The 2013 Arctic navigational season has not continued the recent trend of reduced ice cover that has been frequently reported by the media. This year we have experienced more, not less, ice. However, one measure using area only and not considering ice thickness ranks 2013 as the 6th least ice coverage on record. Paradoxically, during the last few years of reduced Arctic ice cover, and this year in particular, the Antarctic has been experiencing years of increased sea ice coverage. What does this mean to shipping? Whether one year is measured least or greatest is not what is important to shipping – what is important is that the ice is still here most of the time.
The season in which navigation in the polar regions can be completed by ships other than ice breakers are measured in weeks, not months with the Arctic and Antarctic completely covered by ice for eight to nine months of the year. Even during the brief navigation season, ice is still present and by virtue of its mobile nature remains a hazard the shipping. Ice can block routes that previously were open, forcing changes in plans and ETA’s which can challenge even the best-planned commercial venture. Ice may force ships off well-planned tracks, sometimes into uncharted waters or may require extraordinary manoeuvring amongst ice floes that can cause severe damage with one lapse of attention of the officer of the watch. Mariners experienced and skilled in ice operations are required to safely operate in these ice infested regions.
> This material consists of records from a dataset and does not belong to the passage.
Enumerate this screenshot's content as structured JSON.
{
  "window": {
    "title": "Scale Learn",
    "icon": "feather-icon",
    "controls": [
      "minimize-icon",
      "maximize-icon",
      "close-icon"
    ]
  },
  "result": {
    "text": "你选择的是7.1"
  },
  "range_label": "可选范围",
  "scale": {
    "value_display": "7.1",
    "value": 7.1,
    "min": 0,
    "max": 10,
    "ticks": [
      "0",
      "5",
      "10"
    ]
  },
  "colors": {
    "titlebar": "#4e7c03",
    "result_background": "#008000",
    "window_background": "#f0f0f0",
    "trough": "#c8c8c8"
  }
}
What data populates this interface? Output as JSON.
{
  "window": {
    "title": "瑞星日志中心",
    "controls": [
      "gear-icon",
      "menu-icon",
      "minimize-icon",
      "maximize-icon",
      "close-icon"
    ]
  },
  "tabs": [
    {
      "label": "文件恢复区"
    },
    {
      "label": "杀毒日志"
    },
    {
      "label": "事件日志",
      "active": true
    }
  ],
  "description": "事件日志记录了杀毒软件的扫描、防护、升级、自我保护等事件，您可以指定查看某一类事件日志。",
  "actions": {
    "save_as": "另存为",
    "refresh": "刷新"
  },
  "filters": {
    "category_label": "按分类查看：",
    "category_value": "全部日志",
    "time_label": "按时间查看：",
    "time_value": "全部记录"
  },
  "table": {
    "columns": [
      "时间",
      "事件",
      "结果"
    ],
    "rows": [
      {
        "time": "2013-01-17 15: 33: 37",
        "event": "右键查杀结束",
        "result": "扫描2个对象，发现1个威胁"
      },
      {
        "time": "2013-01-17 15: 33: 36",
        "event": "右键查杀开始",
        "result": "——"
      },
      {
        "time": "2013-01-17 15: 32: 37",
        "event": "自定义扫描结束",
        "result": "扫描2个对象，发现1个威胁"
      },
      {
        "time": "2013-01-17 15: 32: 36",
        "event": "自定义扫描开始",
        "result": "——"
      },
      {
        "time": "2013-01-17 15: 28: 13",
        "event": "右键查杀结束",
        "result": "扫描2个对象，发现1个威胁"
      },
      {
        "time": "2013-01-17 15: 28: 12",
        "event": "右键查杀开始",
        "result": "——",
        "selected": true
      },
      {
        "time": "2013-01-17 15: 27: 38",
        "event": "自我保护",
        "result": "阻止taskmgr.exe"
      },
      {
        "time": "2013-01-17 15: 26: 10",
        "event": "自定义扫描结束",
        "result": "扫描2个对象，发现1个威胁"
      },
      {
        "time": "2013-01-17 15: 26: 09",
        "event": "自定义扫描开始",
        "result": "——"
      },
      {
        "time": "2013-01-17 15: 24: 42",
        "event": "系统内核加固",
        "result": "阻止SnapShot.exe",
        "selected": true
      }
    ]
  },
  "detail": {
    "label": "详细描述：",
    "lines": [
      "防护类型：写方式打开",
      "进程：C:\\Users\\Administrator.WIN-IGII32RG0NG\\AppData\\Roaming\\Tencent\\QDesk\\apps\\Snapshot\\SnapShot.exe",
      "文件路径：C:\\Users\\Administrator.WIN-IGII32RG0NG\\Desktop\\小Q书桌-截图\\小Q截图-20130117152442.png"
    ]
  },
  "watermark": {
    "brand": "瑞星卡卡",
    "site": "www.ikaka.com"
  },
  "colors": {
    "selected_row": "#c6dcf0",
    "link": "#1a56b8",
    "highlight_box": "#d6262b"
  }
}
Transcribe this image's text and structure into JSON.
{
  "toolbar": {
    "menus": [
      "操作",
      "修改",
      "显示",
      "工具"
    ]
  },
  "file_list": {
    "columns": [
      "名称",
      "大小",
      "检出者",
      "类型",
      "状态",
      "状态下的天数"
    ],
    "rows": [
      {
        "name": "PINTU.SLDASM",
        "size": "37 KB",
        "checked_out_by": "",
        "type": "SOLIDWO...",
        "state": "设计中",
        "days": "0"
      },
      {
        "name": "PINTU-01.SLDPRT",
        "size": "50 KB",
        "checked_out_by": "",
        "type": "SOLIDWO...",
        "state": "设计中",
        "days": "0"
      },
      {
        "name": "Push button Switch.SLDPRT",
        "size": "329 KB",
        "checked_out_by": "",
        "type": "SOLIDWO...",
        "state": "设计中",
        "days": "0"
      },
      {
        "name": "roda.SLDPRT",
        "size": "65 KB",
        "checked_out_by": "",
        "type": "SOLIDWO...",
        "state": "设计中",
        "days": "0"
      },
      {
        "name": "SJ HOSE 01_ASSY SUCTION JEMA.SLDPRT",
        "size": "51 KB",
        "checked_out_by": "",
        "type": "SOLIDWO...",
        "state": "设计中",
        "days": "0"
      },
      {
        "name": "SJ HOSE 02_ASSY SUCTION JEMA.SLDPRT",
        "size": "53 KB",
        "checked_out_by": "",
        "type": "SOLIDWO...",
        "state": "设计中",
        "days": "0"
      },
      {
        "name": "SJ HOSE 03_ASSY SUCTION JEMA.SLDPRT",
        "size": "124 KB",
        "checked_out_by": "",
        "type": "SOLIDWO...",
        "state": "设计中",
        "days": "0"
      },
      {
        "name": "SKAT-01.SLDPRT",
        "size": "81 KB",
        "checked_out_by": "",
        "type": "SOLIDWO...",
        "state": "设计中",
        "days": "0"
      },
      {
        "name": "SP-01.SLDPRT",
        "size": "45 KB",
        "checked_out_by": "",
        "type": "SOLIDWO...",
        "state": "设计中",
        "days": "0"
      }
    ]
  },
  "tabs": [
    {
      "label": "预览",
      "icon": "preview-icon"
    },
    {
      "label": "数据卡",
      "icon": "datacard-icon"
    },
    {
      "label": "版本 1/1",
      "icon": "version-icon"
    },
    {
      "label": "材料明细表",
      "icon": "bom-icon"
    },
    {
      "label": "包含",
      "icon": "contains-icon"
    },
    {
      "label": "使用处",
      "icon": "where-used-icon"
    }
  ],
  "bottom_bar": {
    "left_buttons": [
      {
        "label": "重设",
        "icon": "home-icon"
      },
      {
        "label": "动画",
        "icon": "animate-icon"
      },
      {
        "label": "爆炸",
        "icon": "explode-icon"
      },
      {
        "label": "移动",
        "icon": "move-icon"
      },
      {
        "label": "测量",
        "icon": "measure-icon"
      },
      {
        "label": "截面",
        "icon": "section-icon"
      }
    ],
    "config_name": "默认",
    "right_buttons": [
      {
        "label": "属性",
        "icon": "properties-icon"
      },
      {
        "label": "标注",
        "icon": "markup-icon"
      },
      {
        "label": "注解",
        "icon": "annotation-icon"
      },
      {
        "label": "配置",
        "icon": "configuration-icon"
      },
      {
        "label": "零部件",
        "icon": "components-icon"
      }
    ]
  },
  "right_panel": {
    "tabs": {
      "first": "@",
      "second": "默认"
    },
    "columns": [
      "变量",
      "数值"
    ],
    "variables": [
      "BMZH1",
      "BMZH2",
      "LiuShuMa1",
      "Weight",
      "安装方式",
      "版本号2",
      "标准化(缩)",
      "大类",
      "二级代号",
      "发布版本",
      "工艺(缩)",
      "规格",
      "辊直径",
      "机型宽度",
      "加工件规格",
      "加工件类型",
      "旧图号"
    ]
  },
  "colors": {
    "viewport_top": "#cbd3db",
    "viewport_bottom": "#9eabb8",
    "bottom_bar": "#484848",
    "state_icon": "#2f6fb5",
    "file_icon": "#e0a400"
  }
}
Those who have operated for many years in these regions, and insurers that cover their ships and cargoes, recognize that it requires mariners with particular skills, knowledge and competence gained over many years to command and operate their vessels in polar ice regimes. Those who have cavalierly ventured into these regions without the experience and knowledge necessary have suffered the consequences including ships damaged by ice, ships grounded in uncharted waters, ships trapped and beset for weeks when a simple diversion would have kept them clear of a deteriorating ice environment. It is not sufficient to throw a bridge officer into a weeklong training course with even 20 hours in a simulator and expect he will be able to tackle polar ice navigation safely or efficiently. That experience will clearly provide the mariner with a foundation, but it will not provide that mariner with the experience to identify hazardous conditions, anticipate situations strategically and tactically and make the best decisions for the safety of the ship, cargo and crew. Navigation in the polar regions is, and will remain for many years to come a challenge to shipping requiring highly experienced Ice Navigators.
Capt David (Duke) Snider
Photo: Masatake Hori, Chief Scientist Shigeto Nishino and Ice Navigator Captain Duke Snider discuss changes to research plan required by changing ice conditions